Derek Furtado, a sophomore at Norwich University, had just stepped out of the shower in his dormitory and was shaving, a towel wrapped around his waist, when he looked to his left and saw the figure of a man in military uniform.
“That was when my heart sunk,” recalled Mr. Furtado, a cadet who plans to commission into the Coast Guard. He pulled himself together, stood at attention and said, “Good morning, sir!” The circumstances were not ideal. “He has two stars on his chest,” Mr. Furtado said. “I’m in a towel.”
But he would have to get used to it, because, it turned out, Col. Mark C. Anarumo, the university’s president, was his new hall mate.
Among the surprising outcomes of the coronavirus pandemic was that Dr. Anarumo, newly arrived as president of the private military college in Vermont, decided that the best way to support students who were quarantining in their rooms was to move into the dorm with them.
He had ordered the quarantine, a decision he made with a feeling “between caution and dread,” he said. He knew — because he had lived through it — that isolating students in their rooms put them in another kind of danger.
“So that’s when I decided, I’ve got to move into the dorm,” he said. Dr. Anarumo, 50, who retired from the Air Force in 2020 and has a doctorate in criminal justice, said that he wanted to be treated like any other resident.
The risks of in-room isolation had become clear last spring, when Dr. Anarumo was still teaching at the Air Force Academy in Colorado. Younger cadets had gone home, but nearly 1,000 seniors were isolating on campus for two months until graduation.
Conditions were strict: They were in single rooms, eating takeout and studying remotely. Dr. Anarumo was preparing to leave for his new job, when he learned that there had been a suicide in the dorm. Two days later, there was another.
As some parents lashed out, the administration relaxed the measures, allowing seniors to double up in rooms and leave campus for meals. The Academy’s leaders revisited their earlier decisions, reconsidering the risks of isolation, said Dr. Anarumo, who has a Ph.D. in criminal justice.
“There’s a phrase the military call ‘going inside’; it means getting inside your own head,” he said. “Sometimes, when you’re in isolation, you go inside and you kind of get lost in your own thoughts, without the forced interaction.”
Dr. Anarumo had been through this before; over three decades in the Army and Air Force, he had lost 11 men and women to suicide.
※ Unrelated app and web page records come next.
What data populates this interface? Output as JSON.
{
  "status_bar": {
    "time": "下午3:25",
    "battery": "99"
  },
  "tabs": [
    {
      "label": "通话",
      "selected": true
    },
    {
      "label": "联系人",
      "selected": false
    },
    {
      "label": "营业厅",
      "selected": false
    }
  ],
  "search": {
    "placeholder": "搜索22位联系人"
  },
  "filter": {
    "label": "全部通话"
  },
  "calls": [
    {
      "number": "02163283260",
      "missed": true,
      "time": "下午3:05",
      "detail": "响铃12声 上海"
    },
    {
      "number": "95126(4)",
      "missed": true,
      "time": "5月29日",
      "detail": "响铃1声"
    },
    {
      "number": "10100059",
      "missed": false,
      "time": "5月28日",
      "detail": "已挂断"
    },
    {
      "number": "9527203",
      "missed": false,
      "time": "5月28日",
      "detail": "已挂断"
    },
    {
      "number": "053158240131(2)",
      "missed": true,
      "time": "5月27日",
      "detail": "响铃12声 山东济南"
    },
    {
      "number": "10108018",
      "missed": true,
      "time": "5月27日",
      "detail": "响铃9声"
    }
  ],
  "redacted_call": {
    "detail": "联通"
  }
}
By the time he arrived at Norwich, Dr. Anarumo felt strongly that the benefits of quarantine needed to be weighed carefully against its toll on mental health.
“I am concerned enough about the mental health on campus that I believe we may have a suicide if we do not break the pressure and let people leave, and incentivize their departure,” he told the university’s board.
Mental health researchers are just beginning to gather data on the estimated 26 million college students whose lives have been disrupted by the virus.
“We’re enforcing physical loneliness,” said Dr. Rachel C. Conrad, the director of Young Adult Mental Health at Brigham and Women’s Hospital in Boston. “There’s not really anything to compare it to, exactly, from our history.”